Comedian Adil Mijit has not contacted anyone since November last year – and his family fears for the worst.
Arslan Hidayat is waiting for a full stop.
His father-in-law Adil Mijit would often work in remote parts of China, with limited reception – but at the very least, he would send a full stop in a WeChat message to his family.
“Wherever he worked, he would always send some sort of message as soon as he got internet connection. We had a deal, just send a full stop," Mr Hidayat told SBS News.
The Australian citizen has not heard from Mr Mijit, a well-known comedian, since November 2018.
“He’s like Hollywood-level famous. He’s not just known among Uighurs, he’s known all over China,” he said.

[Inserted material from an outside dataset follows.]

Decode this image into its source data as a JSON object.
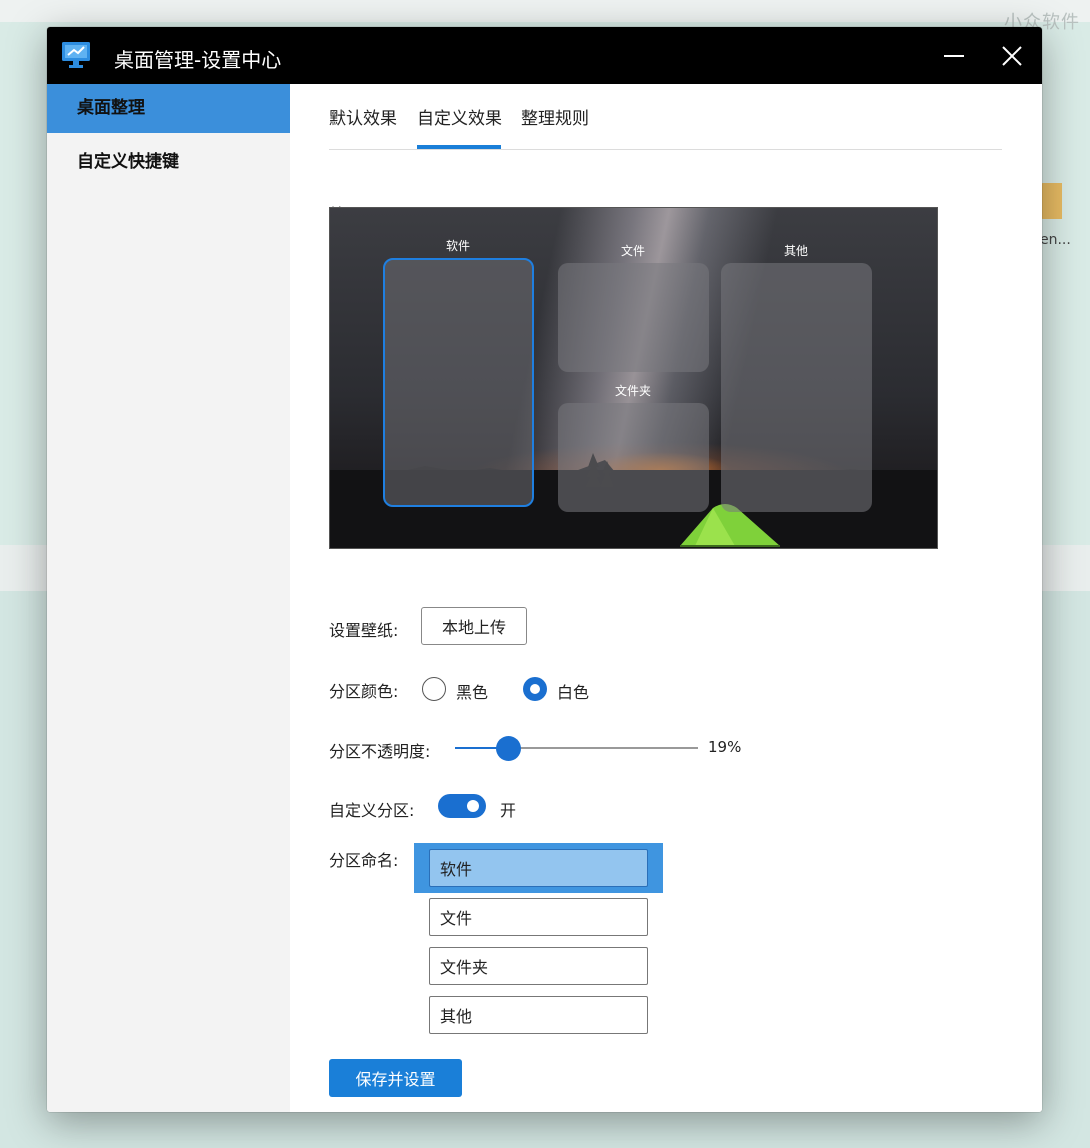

“We were in contact with him at least every 24-hours, so when that started to not happen, we got worried, especially after the third day.”
Mr Hidayat and his wife Adile first became concerned in November last year – a month which should have been one of the happiest in their lives.
“My second daughter was born on the first. My mother-in-law was here with us in Istanbul, we sent pictures to him back in Xinjiang on that day, and he was crying, he was so happy,” Mr Hidayat said.
“The next day, we sent more photos, and got no response. So, it will be difficult to celebrate my daughter’s birthday because we will always be reminded that the following day, her grandfather was taken.”
Mr Hidayat grew up in Sydney’s west, and worked as a music teacher, but moved to Istanbul in 2011, to make it easier for his wife to see her parents.
His father-in-law performed as part of the Xinjiang Theatre Opera Troupe – and over the course of his 30-year career, he has become a household name in Xinjiang.
“It’s amazing to think such a prominent person could be locked up,” Mr Hidayat said.
“We don’t know where to start, we don’t know his location, and we don’t know if he is alive or dead.”
Mr Hidayat has contacted the Department of Foreign Affairs and Trade (DFAT), who confirmed in an email they have raised the case with Chinese authorities, but there is little they can do as Mr Mijit is not a citizen.
“The Chinese Embassy has provided…general advice that such cases should be raised directly with the Public Security Bureau in Xinjiang. There may be risks associated with this approach, and we want to be clear that the Australian Government is not recommending this particular course of action,” a DFAT case worker wrote in an email.
“We will continue to seek opportunities to raise our concerns with China about the mass detention of Uighurs.”
In 2017 there was the first signs of a coordinated crackdown in Xinjiang – new restrictions prohibiting long beards came into place, and there were reports some Uighurs had their passports confiscated.
Mr Mijit thought his celebrity status, as well as his work with the Chinese Communist Party, would make him “untouchable”.
“He surprised us in 2017 for Ramadan, but I told him: ‘dad, other scholars, poets, and singers are being taken, why don’t you stay with us?’”
“He told me he had to be there for his people, to at least give them some humour because everyone is miserable.”
Uighurs are a Turkic ethnic minority who primarily practice Islam – human rights activists have warned Uighurs are being forced to cut off contact with their families, and renounce their faith.
The Chinese government has denied people are being forcibly detained, and has consistently said foreign media is misrepresenting what are simply vocational training centres.
Just weeks ago, the Chinese government indicated for the first time the centres are not permanent, and will close when needed.